## Description of the task
Using the data below, show every line where the word "title" occurs.

## Data about app and page elements
______
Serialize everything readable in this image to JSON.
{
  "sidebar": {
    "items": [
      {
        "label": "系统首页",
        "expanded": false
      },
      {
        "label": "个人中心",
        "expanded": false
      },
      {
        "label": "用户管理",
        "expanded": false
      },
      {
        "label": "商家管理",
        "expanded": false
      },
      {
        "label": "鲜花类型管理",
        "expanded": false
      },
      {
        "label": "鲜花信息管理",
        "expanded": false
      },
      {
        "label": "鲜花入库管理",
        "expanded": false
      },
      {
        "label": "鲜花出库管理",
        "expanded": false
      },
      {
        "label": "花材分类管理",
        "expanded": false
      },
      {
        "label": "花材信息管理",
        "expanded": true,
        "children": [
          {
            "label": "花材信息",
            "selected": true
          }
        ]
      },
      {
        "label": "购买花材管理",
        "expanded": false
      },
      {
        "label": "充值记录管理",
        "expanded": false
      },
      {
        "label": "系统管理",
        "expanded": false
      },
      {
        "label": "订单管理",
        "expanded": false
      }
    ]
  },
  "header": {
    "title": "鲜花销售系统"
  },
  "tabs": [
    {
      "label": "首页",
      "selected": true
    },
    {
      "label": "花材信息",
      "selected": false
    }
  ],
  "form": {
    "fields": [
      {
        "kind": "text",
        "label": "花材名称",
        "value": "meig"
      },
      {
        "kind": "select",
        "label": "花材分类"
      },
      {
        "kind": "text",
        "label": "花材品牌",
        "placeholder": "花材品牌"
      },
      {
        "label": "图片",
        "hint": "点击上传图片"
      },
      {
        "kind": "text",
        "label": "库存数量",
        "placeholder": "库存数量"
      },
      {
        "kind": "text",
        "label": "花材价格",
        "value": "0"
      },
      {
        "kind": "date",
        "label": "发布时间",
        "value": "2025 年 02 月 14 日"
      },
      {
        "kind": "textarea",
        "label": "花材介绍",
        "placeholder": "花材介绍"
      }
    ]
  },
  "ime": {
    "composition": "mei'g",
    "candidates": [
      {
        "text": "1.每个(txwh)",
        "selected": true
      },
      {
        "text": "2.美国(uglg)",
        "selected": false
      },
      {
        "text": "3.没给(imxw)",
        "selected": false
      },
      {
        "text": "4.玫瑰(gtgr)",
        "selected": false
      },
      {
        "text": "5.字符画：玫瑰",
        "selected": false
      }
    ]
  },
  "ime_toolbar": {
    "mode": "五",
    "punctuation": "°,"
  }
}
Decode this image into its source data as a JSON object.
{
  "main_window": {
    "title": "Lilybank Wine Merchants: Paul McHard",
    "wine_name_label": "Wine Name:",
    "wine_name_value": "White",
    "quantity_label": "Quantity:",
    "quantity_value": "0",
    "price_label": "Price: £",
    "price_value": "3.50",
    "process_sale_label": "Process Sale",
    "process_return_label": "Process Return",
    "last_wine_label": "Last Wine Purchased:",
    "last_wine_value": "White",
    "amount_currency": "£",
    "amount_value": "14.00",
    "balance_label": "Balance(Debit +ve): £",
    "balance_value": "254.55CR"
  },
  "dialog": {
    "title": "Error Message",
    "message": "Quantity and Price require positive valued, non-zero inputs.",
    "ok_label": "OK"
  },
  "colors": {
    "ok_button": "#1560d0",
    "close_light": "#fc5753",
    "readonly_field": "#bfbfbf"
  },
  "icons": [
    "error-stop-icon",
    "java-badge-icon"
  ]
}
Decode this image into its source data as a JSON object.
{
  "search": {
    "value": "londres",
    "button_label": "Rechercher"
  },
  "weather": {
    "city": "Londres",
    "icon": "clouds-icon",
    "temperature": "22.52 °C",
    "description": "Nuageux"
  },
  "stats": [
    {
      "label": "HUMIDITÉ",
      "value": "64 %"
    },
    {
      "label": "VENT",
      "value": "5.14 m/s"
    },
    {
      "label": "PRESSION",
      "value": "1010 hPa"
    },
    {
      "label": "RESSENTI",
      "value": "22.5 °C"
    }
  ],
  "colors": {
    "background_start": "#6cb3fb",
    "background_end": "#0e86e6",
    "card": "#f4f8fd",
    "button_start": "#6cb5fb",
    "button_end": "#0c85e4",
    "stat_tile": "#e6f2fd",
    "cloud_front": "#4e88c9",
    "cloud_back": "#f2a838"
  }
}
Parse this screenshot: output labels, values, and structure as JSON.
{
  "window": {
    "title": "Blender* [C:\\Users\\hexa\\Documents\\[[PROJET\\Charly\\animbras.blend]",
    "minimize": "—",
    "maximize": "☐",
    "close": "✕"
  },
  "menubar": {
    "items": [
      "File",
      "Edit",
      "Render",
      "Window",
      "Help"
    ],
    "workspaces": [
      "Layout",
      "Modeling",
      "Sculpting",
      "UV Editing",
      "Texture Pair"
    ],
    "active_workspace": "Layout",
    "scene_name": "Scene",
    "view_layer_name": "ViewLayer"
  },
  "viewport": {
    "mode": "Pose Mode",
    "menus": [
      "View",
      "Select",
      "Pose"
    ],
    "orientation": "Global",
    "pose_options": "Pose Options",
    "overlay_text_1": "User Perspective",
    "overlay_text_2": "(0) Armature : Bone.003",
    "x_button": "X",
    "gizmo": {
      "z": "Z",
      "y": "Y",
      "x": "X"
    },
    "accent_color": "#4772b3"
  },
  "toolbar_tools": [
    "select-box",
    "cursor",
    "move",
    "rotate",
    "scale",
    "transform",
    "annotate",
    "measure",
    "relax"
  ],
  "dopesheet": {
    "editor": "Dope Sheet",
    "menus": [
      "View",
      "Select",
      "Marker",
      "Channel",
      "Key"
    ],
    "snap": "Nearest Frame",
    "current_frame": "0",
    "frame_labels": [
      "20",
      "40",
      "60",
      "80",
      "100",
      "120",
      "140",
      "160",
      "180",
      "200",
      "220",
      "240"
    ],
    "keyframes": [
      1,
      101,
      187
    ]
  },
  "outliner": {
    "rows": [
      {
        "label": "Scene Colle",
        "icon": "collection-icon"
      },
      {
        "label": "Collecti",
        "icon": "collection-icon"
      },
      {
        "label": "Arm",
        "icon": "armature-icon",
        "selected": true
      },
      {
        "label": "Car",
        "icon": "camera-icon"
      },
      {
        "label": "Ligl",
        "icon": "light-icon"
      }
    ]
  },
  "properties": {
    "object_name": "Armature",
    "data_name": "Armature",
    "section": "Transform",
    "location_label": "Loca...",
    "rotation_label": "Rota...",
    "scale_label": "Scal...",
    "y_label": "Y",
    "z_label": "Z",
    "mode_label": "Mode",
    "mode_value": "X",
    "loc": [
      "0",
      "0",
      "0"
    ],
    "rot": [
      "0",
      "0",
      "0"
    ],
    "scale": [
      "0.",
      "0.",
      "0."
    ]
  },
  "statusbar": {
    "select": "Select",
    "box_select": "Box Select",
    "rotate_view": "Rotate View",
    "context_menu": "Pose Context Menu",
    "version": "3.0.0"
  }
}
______
## The completed task
    "title": "鲜花销售系统"
    "title": "Lilybank Wine Merchants: Paul McHard",
    "title": "Error Message",
    "title": "Blender* [C:\\Users\\hexa\\Documents\\[[PROJET\\Charly\\animbras.blend]",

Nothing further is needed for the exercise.